Any sick or dead domestic birds should be reported to the Pennsylvania Department of Agriculture at 717-772-2852. Sick or dead wild birds should be reported to the Game Commission at 1-833-PGC-WILD or online using the Wildlife Health Survey tool at www.pgcapps.pa.gov/WHS.
Tours of State Game Lands Slated for October
The Pennsylvania Game Commission is holding public tours of state game lands in October.
Nine tours are scheduled throughout the state, the first of which will be held Sunday, Oct. 2. More tours are planned each Sunday through Oct. 16.
The tours provide a good example of the opportunities available on game lands statewide, while showcasing how habitat work being done on these tracts benefits wildlife. All tours are free, held rain or shine and open only to vehicles licensed for travel on public roads. You can find the complete tour schedule here.
New Hayride Standards Subject of Oct. 5 Webinar
Many farmers, other business owners and individuals offer hayrides in the fall to supplement income or for community events. In 2023, the Pennsylvania Department of Agriculture (PDA) will be enforcing newly adopted national standards for hayrides.
The department and the Pennsylvania Farm Bureau will offer a webinar Wednesday, Oct. 5, at noon to discuss the new standards, which cover hayrides and amusement rides.

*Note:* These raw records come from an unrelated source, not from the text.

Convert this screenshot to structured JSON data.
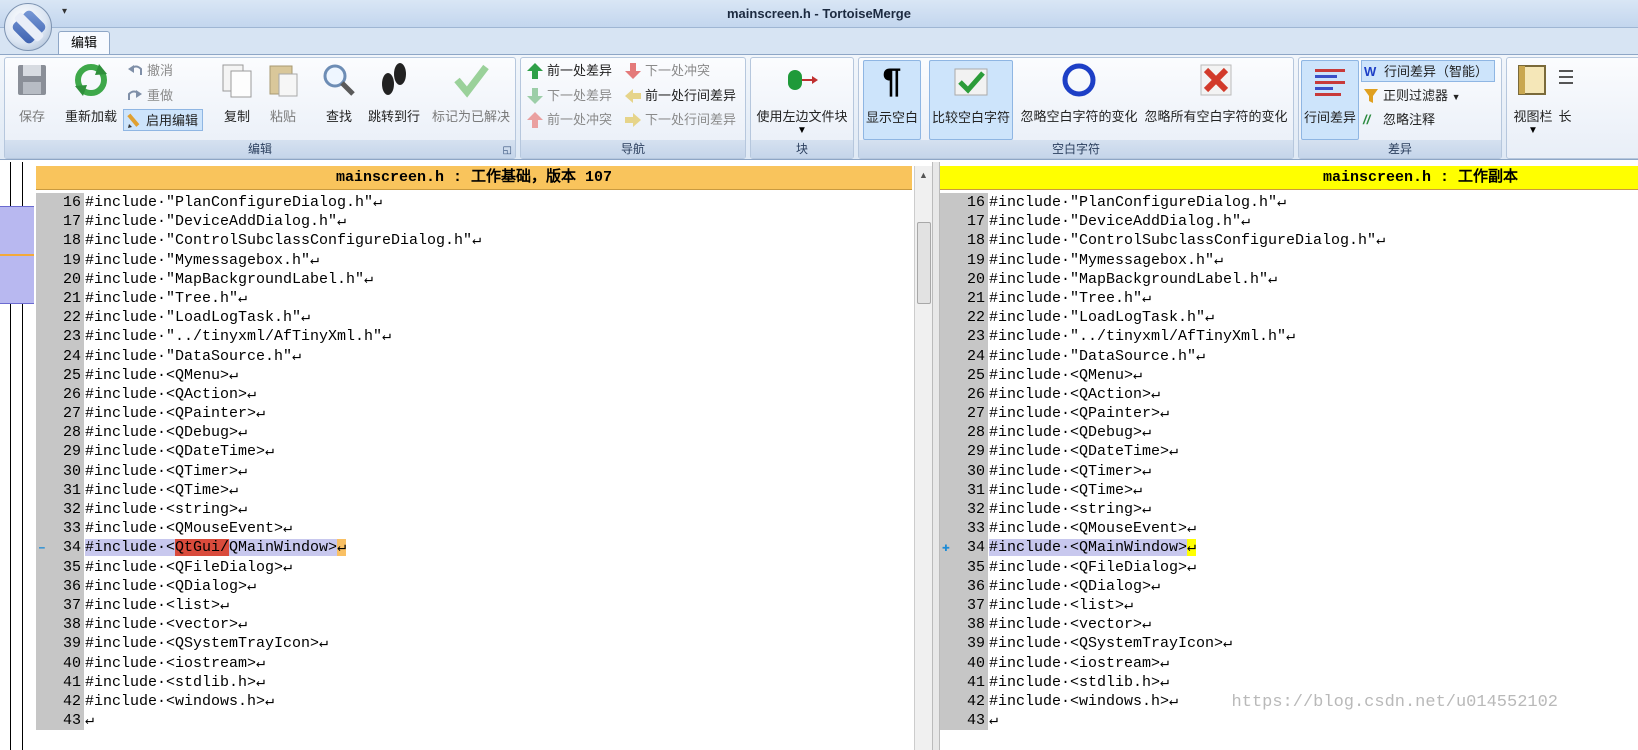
{
  "window": {
    "title": "mainscreen.h - TortoiseMerge",
    "qat_arrow": "▾"
  },
  "tabs": [
    {
      "label": "编辑",
      "active": true
    }
  ],
  "ribbon": {
    "edit": {
      "label": "编辑",
      "save": "保存",
      "reload": "重新加载",
      "undo": "撤消",
      "redo": "重做",
      "enable_edit": "启用编辑",
      "copy": "复制",
      "paste": "粘贴",
      "find": "查找",
      "goto_line": "跳转到行",
      "mark_resolved": "标记为已解决"
    },
    "nav": {
      "label": "导航",
      "prev_diff": "前一处差异",
      "next_diff": "下一处差异",
      "prev_conflict": "前一处冲突",
      "next_conflict": "下一处冲突",
      "prev_inline_diff": "前一处行间差异",
      "next_inline_diff": "下一处行间差异"
    },
    "block": {
      "label": "块",
      "use_left": "使用左边文件块"
    },
    "whitespace": {
      "label": "空白字符",
      "show_ws": "显示空白",
      "compare_ws": "比较空白字符",
      "ignore_ws_changes": "忽略空白字符的变化",
      "ignore_all_ws": "忽略所有空白字符的变化"
    },
    "diff": {
      "label": "差异",
      "inline_diff": "行间差异",
      "inline_diff_smart": "行间差异（智能）",
      "regex_filter": "正则过滤器",
      "ignore_comments": "忽略注释"
    },
    "view": {
      "view_bar": "视图栏",
      "partial": "长"
    }
  },
  "left_pane": {
    "header": "mainscreen.h : 工作基础，版本 107",
    "changed_line": {
      "num": "34",
      "marker": "–",
      "prefix": "#include·<",
      "deleted": "QtGui/",
      "rest": "QMainWindow>",
      "eol": "↵"
    }
  },
  "right_pane": {
    "header": "mainscreen.h : 工作副本",
    "changed_line": {
      "num": "34",
      "marker": "✚",
      "prefix": "#include·<",
      "rest": "QMainWindow>",
      "eol": "↵"
    }
  },
  "lines_before": [
    {
      "num": "16",
      "text": "#include·\"PlanConfigureDialog.h\"↵"
    },
    {
      "num": "17",
      "text": "#include·\"DeviceAddDialog.h\"↵"
    },
    {
      "num": "18",
      "text": "#include·\"ControlSubclassConfigureDialog.h\"↵"
    },
    {
      "num": "19",
      "text": "#include·\"Mymessagebox.h\"↵"
    },
    {
      "num": "20",
      "text": "#include·\"MapBackgroundLabel.h\"↵"
    },
    {
      "num": "21",
      "text": "#include·\"Tree.h\"↵"
    },
    {
      "num": "22",
      "text": "#include·\"LoadLogTask.h\"↵"
    },
    {
      "num": "23",
      "text": "#include·\"../tinyxml/AfTinyXml.h\"↵"
    },
    {
      "num": "24",
      "text": "#include·\"DataSource.h\"↵"
    },
    {
      "num": "25",
      "text": "#include·<QMenu>↵"
    },
    {
      "num": "26",
      "text": "#include·<QAction>↵"
    },
    {
      "num": "27",
      "text": "#include·<QPainter>↵"
    },
    {
      "num": "28",
      "text": "#include·<QDebug>↵"
    },
    {
      "num": "29",
      "text": "#include·<QDateTime>↵"
    },
    {
      "num": "30",
      "text": "#include·<QTimer>↵"
    },
    {
      "num": "31",
      "text": "#include·<QTime>↵"
    },
    {
      "num": "32",
      "text": "#include·<string>↵"
    },
    {
      "num": "33",
      "text": "#include·<QMouseEvent>↵"
    }
  ],
  "lines_after": [
    {
      "num": "35",
      "text": "#include·<QFileDialog>↵"
    },
    {
      "num": "36",
      "text": "#include·<QDialog>↵"
    },
    {
      "num": "37",
      "text": "#include·<list>↵"
    },
    {
      "num": "38",
      "text": "#include·<vector>↵"
    },
    {
      "num": "39",
      "text": "#include·<QSystemTrayIcon>↵"
    },
    {
      "num": "40",
      "text": "#include·<iostream>↵"
    },
    {
      "num": "41",
      "text": "#include·<stdlib.h>↵"
    },
    {
      "num": "42",
      "text": "#include·<windows.h>↵"
    },
    {
      "num": "43",
      "text": "↵"
    }
  ],
  "watermark": "https://blog.csdn.net/u014552102",
  "colors": {
    "base_header": "#f9c45c",
    "mine_header": "#ffff00",
    "deleted": "#d94b3c",
    "changed_old": "#f9c064",
    "changed_new": "#ffff00"
  }
}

The standards were developed by the American Society for Testing and Materials, an international standards organization. The PDA has been informing operators that it will begin enforcing those requirements under the state Amusement Ride Inspection Act beginning next year.
Recognizing that the standards are burdensome and there are nuances and variations that exist with hayrides on farm and agritourism operations, PDA officials will participate in the webinar to receive input from businesses and individuals whose operations these regulations might affect.
To register for the Hayride Attractions & Amusement Rides Webinar, please email Kyle Kotzmoyer of the Pennsylvania Farm Bureau at email@example.com.
Enjoying PA’s World Class Fall Foliage
Pennsylvania has a longer and more varied fall foliage season than anywhere in the world, and experts are available to serve as regional advisers, offering tips and resources to help residents and visitors experience a colorful autumn in a variety of ways.
Weekly fall foliage reports can be found online on the DCNR website. The report will be updated every Thursday. Fall foliage typically peaks for several weeks throughout October across Pennsylvania. Visitors can get suggestions about the best spots to view fall foliage on the Penn’s Woods Fall Foliage story map and on the Pennsylvania Tourism Office website.
Foliage viewers can also check out one of Pennsylvania’s 121 state parks and more than 2.2 million acres of state forestland for some of the best views, recreation trails and park experiences. State foresters and park personnel are also available to recommend the best times and locations to experience the beautiful vistas of the season.
If you do not wish to receive this email, click here to unsubscribe.